One phone call and there were book-ghouls out spying on Everall. In the menace of the suggestion is the coinage of the threat; here be the obsessionals. By mid-afternoon I called them off, offering them nothing in solace save the promise of further missions down the way. As you can see, this reader leaves nothing too much to chance and few avenues are closed forever. I guess in the end the attempt was the valiant one of trying to get into the spirit of the thing. I was reading against the letter and as such, was rubbing against the grain. Everall in the meantime had got wind of the situation and changed his numbers, his keys, his address book. Rowlands was on a barge near Brentford looking to do some serious damage. Things were getting out of hand. I closed my door for keeps and read the blurb.

Stanley Green, ‘The ‘Protein Man’ is embroiled in an argument. He trawls the city streets campaigning for the suppression of desire through diet. His self-published pamphlet, ‘Eight Passion Proteins with Care’ outline the connections between nutrition, sedentary life and human sexuality. A second constellation recounts the history of a non-conformist group founded on action-analysis and bohemian schedules. Elsewhere, socialist-utopian Charles Fourier forms the basis of a discussion about the occupation of Sealand. His passionate series and visionary designs of the Phalanx rouse the search for an islet of resistance.
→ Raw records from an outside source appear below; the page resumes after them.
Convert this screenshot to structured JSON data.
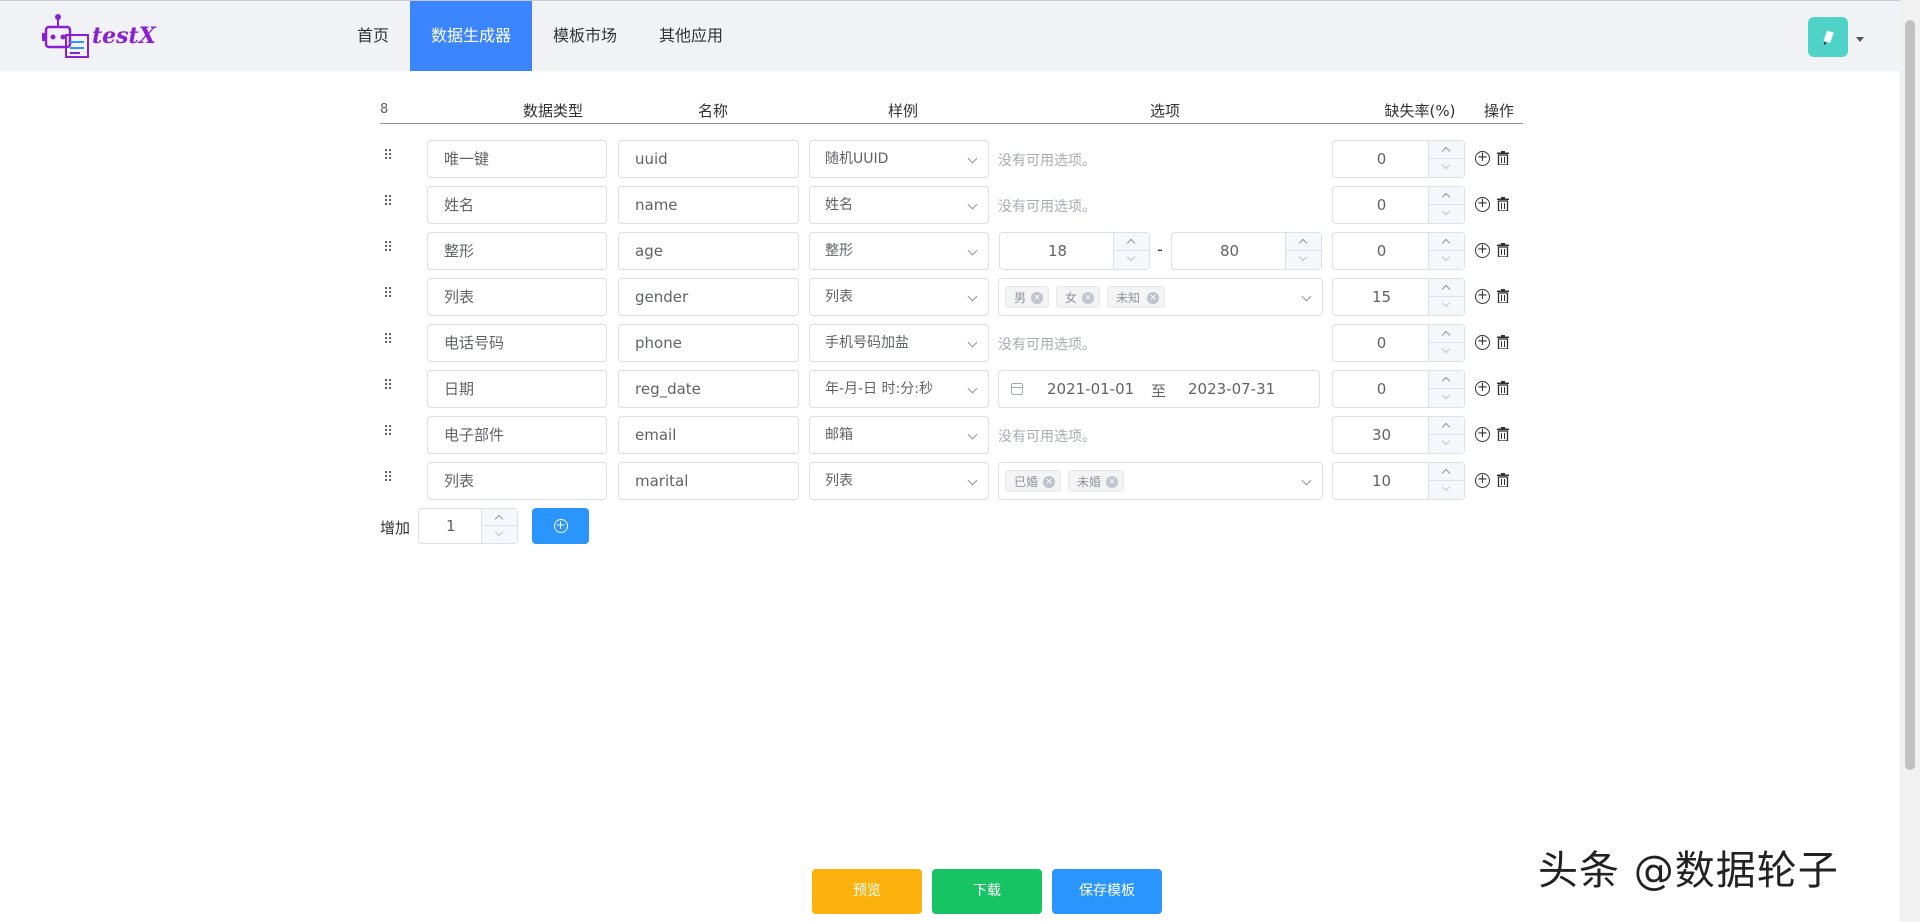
{
  "app": {
    "logo_text": "testX"
  },
  "nav": {
    "items": [
      {
        "label": "首页",
        "active": false
      },
      {
        "label": "数据生成器",
        "active": true
      },
      {
        "label": "模板市场",
        "active": false
      },
      {
        "label": "其他应用",
        "active": false
      }
    ]
  },
  "table": {
    "count": "8",
    "headers": {
      "type": "数据类型",
      "name": "名称",
      "sample": "样例",
      "options": "选项",
      "missing": "缺失率(%)",
      "actions": "操作"
    },
    "no_options_text": "没有可用选项。",
    "rows": [
      {
        "type": "唯一键",
        "name": "uuid",
        "sample": "随机UUID",
        "missing": "0"
      },
      {
        "type": "姓名",
        "name": "name",
        "sample": "姓名",
        "missing": "0"
      },
      {
        "type": "整形",
        "name": "age",
        "sample": "整形",
        "min": "18",
        "max": "80",
        "missing": "0"
      },
      {
        "type": "列表",
        "name": "gender",
        "sample": "列表",
        "tags": [
          "男",
          "女",
          "未知"
        ],
        "missing": "15"
      },
      {
        "type": "电话号码",
        "name": "phone",
        "sample": "手机号码加盐",
        "missing": "0"
      },
      {
        "type": "日期",
        "name": "reg_date",
        "sample": "年-月-日 时:分:秒",
        "date_start": "2021-01-01",
        "date_sep": "至",
        "date_end": "2023-07-31",
        "missing": "0"
      },
      {
        "type": "电子部件",
        "name": "email",
        "sample": "邮箱",
        "missing": "30"
      },
      {
        "type": "列表",
        "name": "marital",
        "sample": "列表",
        "tags": [
          "已婚",
          "未婚"
        ],
        "missing": "10"
      }
    ]
  },
  "add": {
    "label": "增加",
    "value": "1"
  },
  "buttons": {
    "preview": "预览",
    "download": "下载",
    "save": "保存模板"
  },
  "watermark": "头条 @数据轮子",
  "colors": {
    "primary": "#3b86ff",
    "preview": "#fcb20e",
    "download": "#16c464",
    "save": "#2b95ff"
  }
}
3 Communiqués is a documentary fiction charting a journey through the marginal histories of communalism, self-presentation and collective agency. It forges a subjunctive archaeology that renegotiates utopian propositions as a way of both making art and as a tool for progressive… blah blah blah. In a mental fit it was no longer a reading I could make. It was all very well, all very neat, all very tidy. But there’s a deeper trail here, a smarter kind of diligence that takes the trance out of the text and imports the porter stink of dead-eyed ideology. In Stanley Green you can trace all the scary monsters of this and the last century; that glacial certainty and the transcendental mystic light of the dictator, the iconoclast, the innovator and the camp director in a mental emptiness that builds and builds over the crazy nothingness of his maniacal life. Nothing can distract you from the thought that Nazi’s were like this, that Bin Laden, Pol Pot, people for whom life is a kind of project and its ideal is somewhere, something else, were like this. They all live this ascetic, frantic, frigid life. And it is all wrong, a monstrous life that hides from itself and leaves in its wake a trail of the dead.

Hitler, Stalin, Pol Pot, Bin Laden, even Moses. Our great metaphysical artists of dead texts. In the treacherous documents of resistance lie betrayal, heinous nightmares, dreamless states of vengeance where, as Blake reminds us, God forgives the murder of children before vengeance. Another thought containing its own insane loop towards a hurtling downfall.

At the day’s end the book is again being read. Perhaps in a different order. The crisis of desire – Fourier, Reich, the Protein Man – they become a semblance of something else. Eco-doubt surges up. The regressive idiocy of red-topped tabloid hysteria barracks the outlines: Hitler was a veggie etc etc… Mounting pressure to stop reading. Trying to find the beginning of things as desire is ending in fear. We’re here again, wondering about the power of art, of culture, of history, of reading… of the time of origins itself, of the terrifying call of Eden where there might be our own cleansed selves.

There should be a safety warning on this book. Read it. Worry. I creep to the door and check that the locks are secure. Curtains only half cover the windows. Outside this room, books ignite. I can see them burning in the night whilst lonely men dance and jump, pretending to know the primitive language of beginnings, telling those who may still be listening that they know the meaning of the fires. They really don’t.

First published in 3:AM Magazine: Monday, November 26th, 2007.